WORK REQUIRED:
Count the lines in the entries below that mention the string "title", then write that number by itself.

++++++

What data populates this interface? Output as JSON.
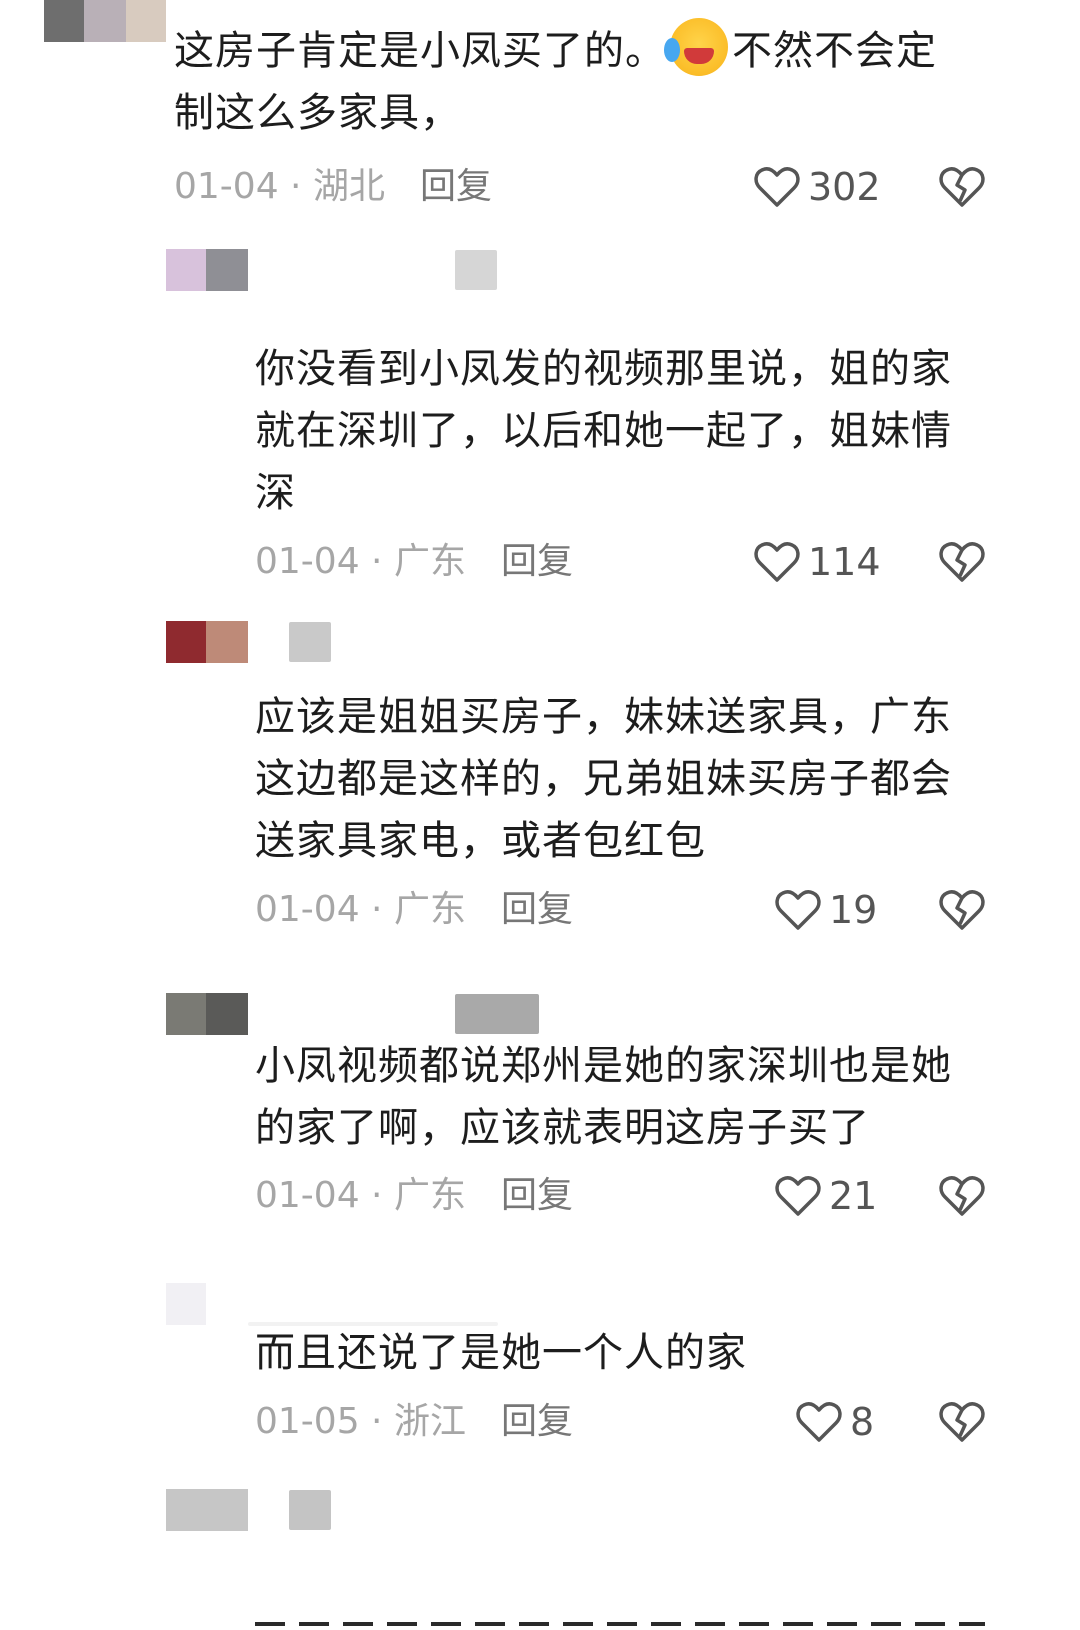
{
  "comments": [
    {
      "text_lines": [
        "这房子肯定是小凤买了的。",
        "不然不会定",
        "制这么多家具，"
      ],
      "emoji": "crying-laughing-emoji",
      "date_region": "01-04 · 湖北",
      "reply_label": "回复",
      "likes": "302"
    },
    {
      "text_lines": [
        "你没看到小凤发的视频那里说，姐的家",
        "就在深圳了，以后和她一起了，姐妹情",
        "深"
      ],
      "date_region": "01-04 · 广东",
      "reply_label": "回复",
      "likes": "114"
    },
    {
      "text_lines": [
        "应该是姐姐买房子，妹妹送家具，广东",
        "这边都是这样的，兄弟姐妹买房子都会",
        "送家具家电，或者包红包"
      ],
      "date_region": "01-04 · 广东",
      "reply_label": "回复",
      "likes": "19"
    },
    {
      "text_lines": [
        "小凤视频都说郑州是她的家深圳也是她",
        "的家了啊，应该就表明这房子买了"
      ],
      "date_region": "01-04 · 广东",
      "reply_label": "回复",
      "likes": "21"
    },
    {
      "text_lines": [
        "而且还说了是她一个人的家"
      ],
      "date_region": "01-05 · 浙江",
      "reply_label": "回复",
      "likes": "8"
    }
  ],
  "icons": {
    "like": "heart-outline-icon",
    "dislike": "broken-heart-icon"
  },
  "colors": {
    "meta": "#a6a6a6",
    "reply": "#777777",
    "icon": "#555555"
  }
}
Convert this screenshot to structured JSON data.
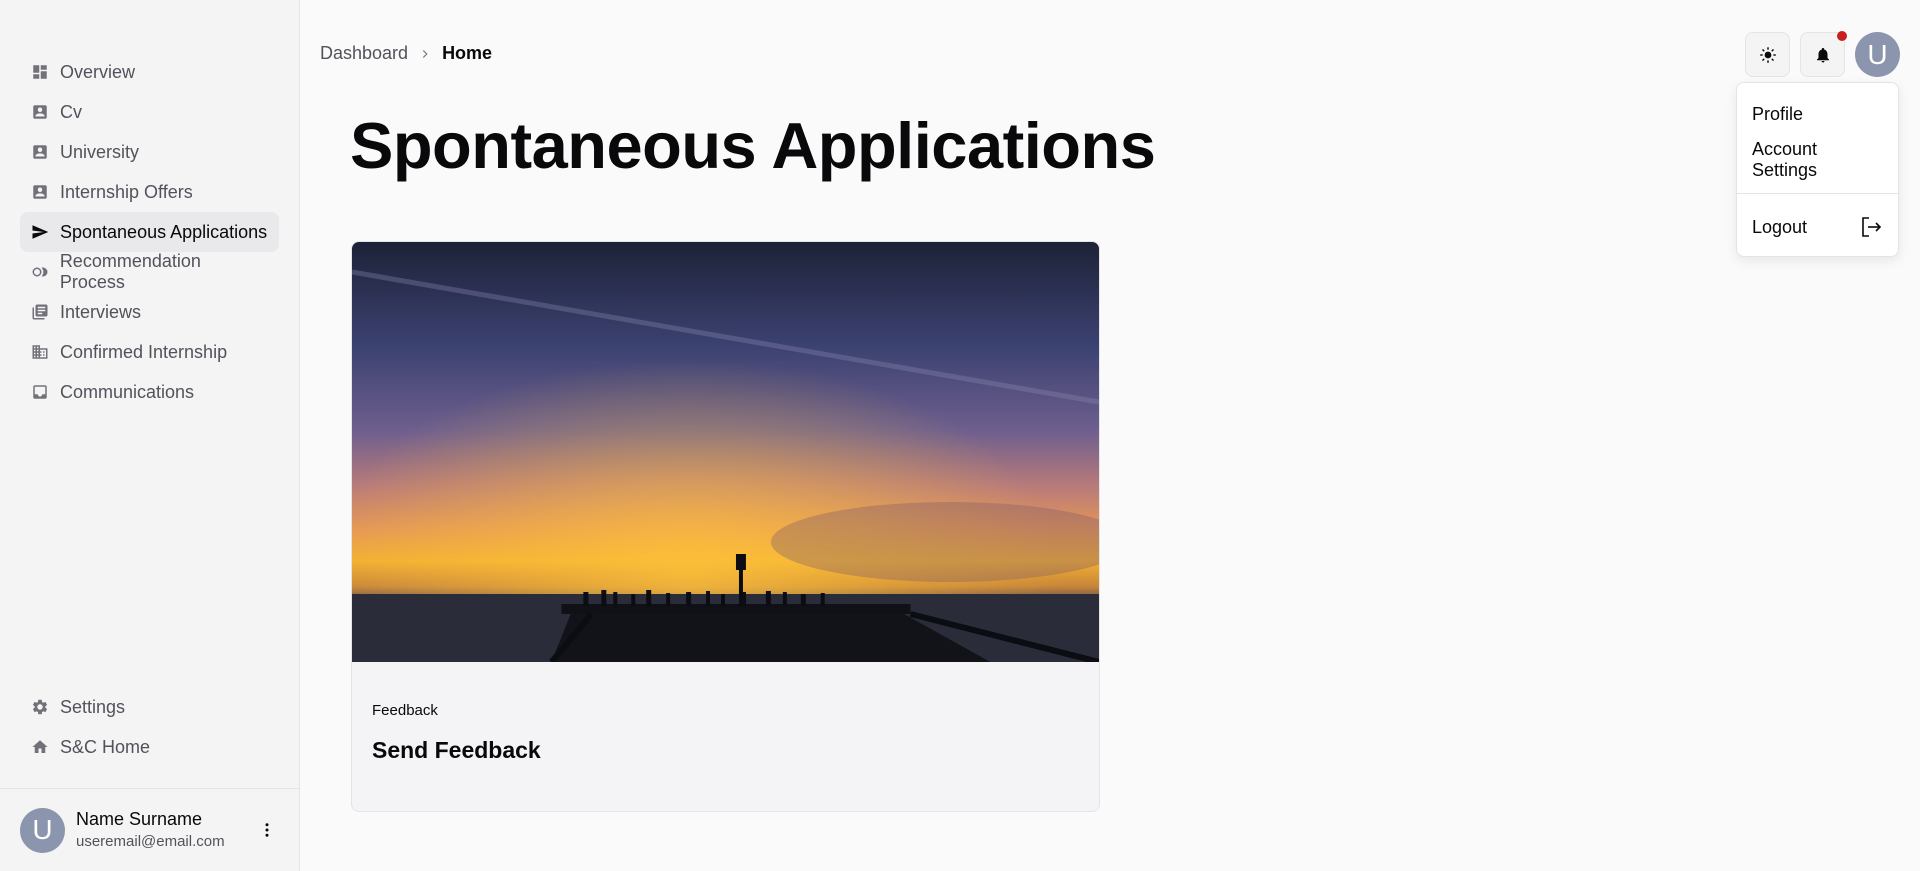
{
  "sidebar": {
    "items": [
      {
        "label": "Overview",
        "icon": "dashboard-icon"
      },
      {
        "label": "Cv",
        "icon": "contact-card-icon"
      },
      {
        "label": "University",
        "icon": "contact-card-icon"
      },
      {
        "label": "Internship Offers",
        "icon": "contact-card-icon"
      },
      {
        "label": "Spontaneous Applications",
        "icon": "send-icon",
        "active": true
      },
      {
        "label": "Recommendation Process",
        "icon": "toggle-circles-icon"
      },
      {
        "label": "Interviews",
        "icon": "library-icon"
      },
      {
        "label": "Confirmed Internship",
        "icon": "building-icon"
      },
      {
        "label": "Communications",
        "icon": "inbox-icon"
      }
    ],
    "bottom_items": [
      {
        "label": "Settings",
        "icon": "gear-icon"
      },
      {
        "label": "S&C Home",
        "icon": "home-icon"
      }
    ],
    "user": {
      "initial": "U",
      "name": "Name Surname",
      "email": "useremail@email.com"
    }
  },
  "header": {
    "breadcrumb": {
      "parent": "Dashboard",
      "current": "Home"
    },
    "avatar_initial": "U",
    "notification_dot_color": "#c81e1e"
  },
  "main": {
    "title": "Spontaneous Applications",
    "card": {
      "category": "Feedback",
      "title": "Send Feedback"
    }
  },
  "dropdown": {
    "items": [
      "Profile",
      "Account Settings"
    ],
    "logout": "Logout"
  },
  "colors": {
    "avatar": "#8b95ad",
    "sidebar_bg": "#f4f4f5",
    "active_item_bg": "#e9e9ec"
  }
}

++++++

EXPECTED ANSWER:
2